An Experiment in Integrated Learning: Baseball in American Life and Culture

SURC 135

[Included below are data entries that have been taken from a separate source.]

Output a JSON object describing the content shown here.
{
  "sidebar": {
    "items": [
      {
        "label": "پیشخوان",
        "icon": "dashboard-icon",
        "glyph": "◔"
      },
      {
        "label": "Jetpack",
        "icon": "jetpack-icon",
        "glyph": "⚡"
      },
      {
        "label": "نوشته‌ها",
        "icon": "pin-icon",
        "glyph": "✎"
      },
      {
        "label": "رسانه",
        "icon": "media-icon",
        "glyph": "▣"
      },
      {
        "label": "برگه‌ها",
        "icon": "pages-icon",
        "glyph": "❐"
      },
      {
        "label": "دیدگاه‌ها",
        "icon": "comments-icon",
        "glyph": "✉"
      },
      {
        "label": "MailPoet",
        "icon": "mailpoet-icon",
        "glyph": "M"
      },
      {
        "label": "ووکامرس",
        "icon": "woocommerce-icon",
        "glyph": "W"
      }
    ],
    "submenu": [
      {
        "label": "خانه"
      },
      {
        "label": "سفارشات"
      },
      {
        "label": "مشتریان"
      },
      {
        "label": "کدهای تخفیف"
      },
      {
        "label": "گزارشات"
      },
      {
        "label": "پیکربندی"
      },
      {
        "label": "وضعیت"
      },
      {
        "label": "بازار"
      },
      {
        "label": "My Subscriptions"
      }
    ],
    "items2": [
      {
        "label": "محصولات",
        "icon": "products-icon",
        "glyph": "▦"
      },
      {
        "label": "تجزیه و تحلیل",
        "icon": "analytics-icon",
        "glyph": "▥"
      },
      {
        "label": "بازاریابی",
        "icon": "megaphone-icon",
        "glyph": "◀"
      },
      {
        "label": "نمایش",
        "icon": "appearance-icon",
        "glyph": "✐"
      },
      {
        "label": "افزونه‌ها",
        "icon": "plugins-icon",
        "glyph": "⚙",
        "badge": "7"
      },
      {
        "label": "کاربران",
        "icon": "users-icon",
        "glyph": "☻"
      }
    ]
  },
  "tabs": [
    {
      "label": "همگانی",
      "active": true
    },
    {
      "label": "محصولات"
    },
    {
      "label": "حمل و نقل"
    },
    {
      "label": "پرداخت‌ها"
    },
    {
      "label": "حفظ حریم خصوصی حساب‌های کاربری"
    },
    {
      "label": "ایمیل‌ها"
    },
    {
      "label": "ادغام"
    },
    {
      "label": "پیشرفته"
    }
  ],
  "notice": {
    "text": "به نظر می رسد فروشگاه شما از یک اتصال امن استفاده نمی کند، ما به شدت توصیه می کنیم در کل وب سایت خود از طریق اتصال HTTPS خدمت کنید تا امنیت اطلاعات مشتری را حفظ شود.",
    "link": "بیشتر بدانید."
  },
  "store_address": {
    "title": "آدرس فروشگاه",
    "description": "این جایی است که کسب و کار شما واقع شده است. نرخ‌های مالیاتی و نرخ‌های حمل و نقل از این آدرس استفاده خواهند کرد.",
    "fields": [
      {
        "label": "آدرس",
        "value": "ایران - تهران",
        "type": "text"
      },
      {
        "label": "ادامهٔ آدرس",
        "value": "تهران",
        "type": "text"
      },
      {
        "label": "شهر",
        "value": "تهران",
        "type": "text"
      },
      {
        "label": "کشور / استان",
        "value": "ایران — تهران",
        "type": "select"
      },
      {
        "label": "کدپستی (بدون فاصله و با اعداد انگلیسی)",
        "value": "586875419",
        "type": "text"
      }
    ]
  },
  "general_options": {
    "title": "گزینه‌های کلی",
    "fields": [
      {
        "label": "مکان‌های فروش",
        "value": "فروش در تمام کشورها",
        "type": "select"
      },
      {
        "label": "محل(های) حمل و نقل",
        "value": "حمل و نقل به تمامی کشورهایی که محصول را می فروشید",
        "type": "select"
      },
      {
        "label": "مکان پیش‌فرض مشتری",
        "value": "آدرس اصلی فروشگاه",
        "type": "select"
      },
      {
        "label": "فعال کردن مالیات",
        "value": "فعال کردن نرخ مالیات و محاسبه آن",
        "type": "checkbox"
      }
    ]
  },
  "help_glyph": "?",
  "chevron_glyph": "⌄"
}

This session will look at a course created for and taught in the William O. Douglas Honors College. "Baseball in American Life and Culture" was designed to incorporate learning from a wide range of disciplines into a cohesively focused topic. Using baseball as the matrix subject, the course, team-taught by two faculty from very different academic backgrounds (Dr. Liahna Armstrong, whose expertise is in film and literature, and Dr. Wayne Quirk, whose discipline is biology) examined the historical, artistic, political, economic, legal, literary, cinematic, sociological, and scientific facets of the game. We addressed how it has been shaped by and shapes American culture; how it stands as a mythic centerpiece to American life; how it brings people together or divides them; how it reinforces and at the same time challenges standard gender roles, class status, and racial attitudes; how it illuminates scientific principles involving human physiology, the physics of motion, and the mathematics of statistics; how it underscores and offers insight into historical and cultural trends in American life. Presenters (both the instructors and the student participants) will discuss pedagogy of the course (teaching and learning strategies), content, and student engagement.